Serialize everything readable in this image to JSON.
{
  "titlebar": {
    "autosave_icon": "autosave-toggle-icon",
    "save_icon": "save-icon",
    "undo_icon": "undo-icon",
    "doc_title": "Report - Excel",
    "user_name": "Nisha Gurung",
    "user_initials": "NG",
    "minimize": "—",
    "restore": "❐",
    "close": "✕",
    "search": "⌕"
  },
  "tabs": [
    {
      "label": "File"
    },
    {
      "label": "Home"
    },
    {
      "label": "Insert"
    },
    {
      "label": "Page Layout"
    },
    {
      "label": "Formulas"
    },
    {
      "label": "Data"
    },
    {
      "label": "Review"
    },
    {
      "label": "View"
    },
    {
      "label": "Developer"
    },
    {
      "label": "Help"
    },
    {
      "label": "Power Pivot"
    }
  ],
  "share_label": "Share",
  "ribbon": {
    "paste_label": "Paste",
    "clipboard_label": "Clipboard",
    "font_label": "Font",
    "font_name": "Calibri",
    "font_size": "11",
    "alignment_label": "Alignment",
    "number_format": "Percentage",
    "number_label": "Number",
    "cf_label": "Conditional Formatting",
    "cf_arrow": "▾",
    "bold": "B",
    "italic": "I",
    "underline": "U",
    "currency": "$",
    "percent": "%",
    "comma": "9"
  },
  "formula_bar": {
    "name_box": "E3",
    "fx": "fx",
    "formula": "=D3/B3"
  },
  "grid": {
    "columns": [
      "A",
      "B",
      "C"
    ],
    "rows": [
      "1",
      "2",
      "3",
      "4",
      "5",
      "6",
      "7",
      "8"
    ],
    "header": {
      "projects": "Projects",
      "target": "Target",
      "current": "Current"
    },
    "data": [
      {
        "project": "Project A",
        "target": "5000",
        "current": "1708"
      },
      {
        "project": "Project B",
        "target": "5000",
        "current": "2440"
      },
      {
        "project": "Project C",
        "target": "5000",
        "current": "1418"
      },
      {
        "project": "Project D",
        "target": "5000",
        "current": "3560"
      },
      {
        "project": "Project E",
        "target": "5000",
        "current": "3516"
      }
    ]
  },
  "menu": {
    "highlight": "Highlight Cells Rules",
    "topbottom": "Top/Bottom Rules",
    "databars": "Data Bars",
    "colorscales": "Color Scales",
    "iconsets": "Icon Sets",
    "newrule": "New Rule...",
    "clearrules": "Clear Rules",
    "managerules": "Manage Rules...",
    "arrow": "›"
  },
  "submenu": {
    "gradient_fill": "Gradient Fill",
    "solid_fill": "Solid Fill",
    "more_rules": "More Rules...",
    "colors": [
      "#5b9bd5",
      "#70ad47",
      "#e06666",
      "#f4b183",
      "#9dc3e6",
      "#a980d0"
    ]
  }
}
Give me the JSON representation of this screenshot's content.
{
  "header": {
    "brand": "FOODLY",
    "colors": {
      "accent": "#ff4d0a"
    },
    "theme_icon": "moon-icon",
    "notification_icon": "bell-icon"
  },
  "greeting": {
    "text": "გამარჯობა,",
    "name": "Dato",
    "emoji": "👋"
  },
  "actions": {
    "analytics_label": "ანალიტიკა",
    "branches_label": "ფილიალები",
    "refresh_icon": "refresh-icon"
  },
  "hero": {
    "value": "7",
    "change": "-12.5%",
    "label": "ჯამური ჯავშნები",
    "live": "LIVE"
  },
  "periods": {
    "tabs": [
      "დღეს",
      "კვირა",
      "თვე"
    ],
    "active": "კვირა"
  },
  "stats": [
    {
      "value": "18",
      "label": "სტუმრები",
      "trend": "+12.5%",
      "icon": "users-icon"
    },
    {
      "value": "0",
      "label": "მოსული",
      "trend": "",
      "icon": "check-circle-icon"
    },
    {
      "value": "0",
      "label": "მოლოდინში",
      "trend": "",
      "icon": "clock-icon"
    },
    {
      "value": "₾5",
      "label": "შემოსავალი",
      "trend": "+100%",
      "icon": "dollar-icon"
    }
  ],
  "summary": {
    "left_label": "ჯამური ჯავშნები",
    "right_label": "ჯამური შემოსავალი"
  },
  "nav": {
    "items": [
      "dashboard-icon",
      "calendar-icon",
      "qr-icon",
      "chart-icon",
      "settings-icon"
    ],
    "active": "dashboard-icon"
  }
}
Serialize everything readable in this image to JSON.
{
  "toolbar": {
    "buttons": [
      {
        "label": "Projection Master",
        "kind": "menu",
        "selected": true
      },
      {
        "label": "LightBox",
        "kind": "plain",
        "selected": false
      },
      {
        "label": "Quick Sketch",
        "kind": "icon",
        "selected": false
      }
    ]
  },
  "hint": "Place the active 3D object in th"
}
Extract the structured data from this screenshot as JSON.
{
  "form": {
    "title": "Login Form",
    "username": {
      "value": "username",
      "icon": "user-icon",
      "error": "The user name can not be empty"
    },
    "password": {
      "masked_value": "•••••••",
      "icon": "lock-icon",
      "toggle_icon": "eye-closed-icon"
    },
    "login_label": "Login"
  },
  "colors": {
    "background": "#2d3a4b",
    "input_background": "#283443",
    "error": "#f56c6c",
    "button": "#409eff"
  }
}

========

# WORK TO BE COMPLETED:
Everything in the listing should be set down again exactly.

# ANSWER SPACE:
Serialize everything readable in this image to JSON.
{
  "titlebar": {
    "autosave_icon": "autosave-toggle-icon",
    "save_icon": "save-icon",
    "undo_icon": "undo-icon",
    "doc_title": "Report - Excel",
    "user_name": "Nisha Gurung",
    "user_initials": "NG",
    "minimize": "—",
    "restore": "❐",
    "close": "✕",
    "search": "⌕"
  },
  "tabs": [
    {
      "label": "File"
    },
    {
      "label": "Home"
    },
    {
      "label": "Insert"
    },
    {
      "label": "Page Layout"
    },
    {
      "label": "Formulas"
    },
    {
      "label": "Data"
    },
    {
      "label": "Review"
    },
    {
      "label": "View"
    },
    {
      "label": "Developer"
    },
    {
      "label": "Help"
    },
    {
      "label": "Power Pivot"
    }
  ],
  "share_label": "Share",
  "ribbon": {
    "paste_label": "Paste",
    "clipboard_label": "Clipboard",
    "font_label": "Font",
    "font_name": "Calibri",
    "font_size": "11",
    "alignment_label": "Alignment",
    "number_format": "Percentage",
    "number_label": "Number",
    "cf_label": "Conditional Formatting",
    "cf_arrow": "▾",
    "bold": "B",
    "italic": "I",
    "underline": "U",
    "currency": "$",
    "percent": "%",
    "comma": "9"
  },
  "formula_bar": {
    "name_box": "E3",
    "fx": "fx",
    "formula": "=D3/B3"
  },
  "grid": {
    "columns": [
      "A",
      "B",
      "C"
    ],
    "rows": [
      "1",
      "2",
      "3",
      "4",
      "5",
      "6",
      "7",
      "8"
    ],
    "header": {
      "projects": "Projects",
      "target": "Target",
      "current": "Current"
    },
    "data": [
      {
        "project": "Project A",
        "target": "5000",
        "current": "1708"
      },
      {
        "project": "Project B",
        "target": "5000",
        "current": "2440"
      },
      {
        "project": "Project C",
        "target": "5000",
        "current": "1418"
      },
      {
        "project": "Project D",
        "target": "5000",
        "current": "3560"
      },
      {
        "project": "Project E",
        "target": "5000",
        "current": "3516"
      }
    ]
  },
  "menu": {
    "highlight": "Highlight Cells Rules",
    "topbottom": "Top/Bottom Rules",
    "databars": "Data Bars",
    "colorscales": "Color Scales",
    "iconsets": "Icon Sets",
    "newrule": "New Rule...",
    "clearrules": "Clear Rules",
    "managerules": "Manage Rules...",
    "arrow": "›"
  },
  "submenu": {
    "gradient_fill": "Gradient Fill",
    "solid_fill": "Solid Fill",
    "more_rules": "More Rules...",
    "colors": [
      "#5b9bd5",
      "#70ad47",
      "#e06666",
      "#f4b183",
      "#9dc3e6",
      "#a980d0"
    ]
  }
}
Give me the JSON representation of this screenshot's content.
{
  "header": {
    "brand": "FOODLY",
    "colors": {
      "accent": "#ff4d0a"
    },
    "theme_icon": "moon-icon",
    "notification_icon": "bell-icon"
  },
  "greeting": {
    "text": "გამარჯობა,",
    "name": "Dato",
    "emoji": "👋"
  },
  "actions": {
    "analytics_label": "ანალიტიკა",
    "branches_label": "ფილიალები",
    "refresh_icon": "refresh-icon"
  },
  "hero": {
    "value": "7",
    "change": "-12.5%",
    "label": "ჯამური ჯავშნები",
    "live": "LIVE"
  },
  "periods": {
    "tabs": [
      "დღეს",
      "კვირა",
      "თვე"
    ],
    "active": "კვირა"
  },
  "stats": [
    {
      "value": "18",
      "label": "სტუმრები",
      "trend": "+12.5%",
      "icon": "users-icon"
    },
    {
      "value": "0",
      "label": "მოსული",
      "trend": "",
      "icon": "check-circle-icon"
    },
    {
      "value": "0",
      "label": "მოლოდინში",
      "trend": "",
      "icon": "clock-icon"
    },
    {
      "value": "₾5",
      "label": "შემოსავალი",
      "trend": "+100%",
      "icon": "dollar-icon"
    }
  ],
  "summary": {
    "left_label": "ჯამური ჯავშნები",
    "right_label": "ჯამური შემოსავალი"
  },
  "nav": {
    "items": [
      "dashboard-icon",
      "calendar-icon",
      "qr-icon",
      "chart-icon",
      "settings-icon"
    ],
    "active": "dashboard-icon"
  }
}
Serialize everything readable in this image to JSON.
{
  "toolbar": {
    "buttons": [
      {
        "label": "Projection Master",
        "kind": "menu",
        "selected": true
      },
      {
        "label": "LightBox",
        "kind": "plain",
        "selected": false
      },
      {
        "label": "Quick Sketch",
        "kind": "icon",
        "selected": false
      }
    ]
  },
  "hint": "Place the active 3D object in th"
}
Extract the structured data from this screenshot as JSON.
{
  "form": {
    "title": "Login Form",
    "username": {
      "value": "username",
      "icon": "user-icon",
      "error": "The user name can not be empty"
    },
    "password": {
      "masked_value": "•••••••",
      "icon": "lock-icon",
      "toggle_icon": "eye-closed-icon"
    },
    "login_label": "Login"
  },
  "colors": {
    "background": "#2d3a4b",
    "input_background": "#283443",
    "error": "#f56c6c",
    "button": "#409eff"
  }
}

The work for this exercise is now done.